Restate each record exactly as it was written.

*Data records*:
◆ ◆ ◆ ◆
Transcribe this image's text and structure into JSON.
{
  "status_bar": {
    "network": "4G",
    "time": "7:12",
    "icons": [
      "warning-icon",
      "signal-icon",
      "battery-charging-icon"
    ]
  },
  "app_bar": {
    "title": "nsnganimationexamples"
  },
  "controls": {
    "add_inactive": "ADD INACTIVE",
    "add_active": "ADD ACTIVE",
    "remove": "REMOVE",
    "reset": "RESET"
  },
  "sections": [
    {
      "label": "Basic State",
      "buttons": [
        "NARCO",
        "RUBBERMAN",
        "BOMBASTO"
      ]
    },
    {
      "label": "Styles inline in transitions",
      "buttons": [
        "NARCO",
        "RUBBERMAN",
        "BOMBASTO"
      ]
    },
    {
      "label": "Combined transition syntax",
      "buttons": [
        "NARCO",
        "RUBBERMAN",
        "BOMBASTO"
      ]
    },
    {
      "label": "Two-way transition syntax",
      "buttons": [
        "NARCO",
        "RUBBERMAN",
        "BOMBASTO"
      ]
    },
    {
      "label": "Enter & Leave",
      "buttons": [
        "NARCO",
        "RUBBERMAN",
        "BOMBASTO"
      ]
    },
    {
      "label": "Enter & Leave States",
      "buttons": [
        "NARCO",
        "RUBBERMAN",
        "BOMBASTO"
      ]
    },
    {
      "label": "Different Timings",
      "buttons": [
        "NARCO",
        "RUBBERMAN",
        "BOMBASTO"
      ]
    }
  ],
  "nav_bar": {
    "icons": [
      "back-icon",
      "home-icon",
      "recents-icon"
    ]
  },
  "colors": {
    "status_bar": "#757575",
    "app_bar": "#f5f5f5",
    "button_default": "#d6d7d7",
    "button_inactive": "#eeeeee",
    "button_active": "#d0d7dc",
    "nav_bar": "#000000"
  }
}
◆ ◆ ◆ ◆
*Written reply*:
Transcribe this image's text and structure into JSON.
{
  "status_bar": {
    "network": "4G",
    "time": "7:12",
    "icons": [
      "warning-icon",
      "signal-icon",
      "battery-charging-icon"
    ]
  },
  "app_bar": {
    "title": "nsnganimationexamples"
  },
  "controls": {
    "add_inactive": "ADD INACTIVE",
    "add_active": "ADD ACTIVE",
    "remove": "REMOVE",
    "reset": "RESET"
  },
  "sections": [
    {
      "label": "Basic State",
      "buttons": [
        "NARCO",
        "RUBBERMAN",
        "BOMBASTO"
      ]
    },
    {
      "label": "Styles inline in transitions",
      "buttons": [
        "NARCO",
        "RUBBERMAN",
        "BOMBASTO"
      ]
    },
    {
      "label": "Combined transition syntax",
      "buttons": [
        "NARCO",
        "RUBBERMAN",
        "BOMBASTO"
      ]
    },
    {
      "label": "Two-way transition syntax",
      "buttons": [
        "NARCO",
        "RUBBERMAN",
        "BOMBASTO"
      ]
    },
    {
      "label": "Enter & Leave",
      "buttons": [
        "NARCO",
        "RUBBERMAN",
        "BOMBASTO"
      ]
    },
    {
      "label": "Enter & Leave States",
      "buttons": [
        "NARCO",
        "RUBBERMAN",
        "BOMBASTO"
      ]
    },
    {
      "label": "Different Timings",
      "buttons": [
        "NARCO",
        "RUBBERMAN",
        "BOMBASTO"
      ]
    }
  ],
  "nav_bar": {
    "icons": [
      "back-icon",
      "home-icon",
      "recents-icon"
    ]
  },
  "colors": {
    "status_bar": "#757575",
    "app_bar": "#f5f5f5",
    "button_default": "#d6d7d7",
    "button_inactive": "#eeeeee",
    "button_active": "#d0d7dc",
    "nav_bar": "#000000"
  }
}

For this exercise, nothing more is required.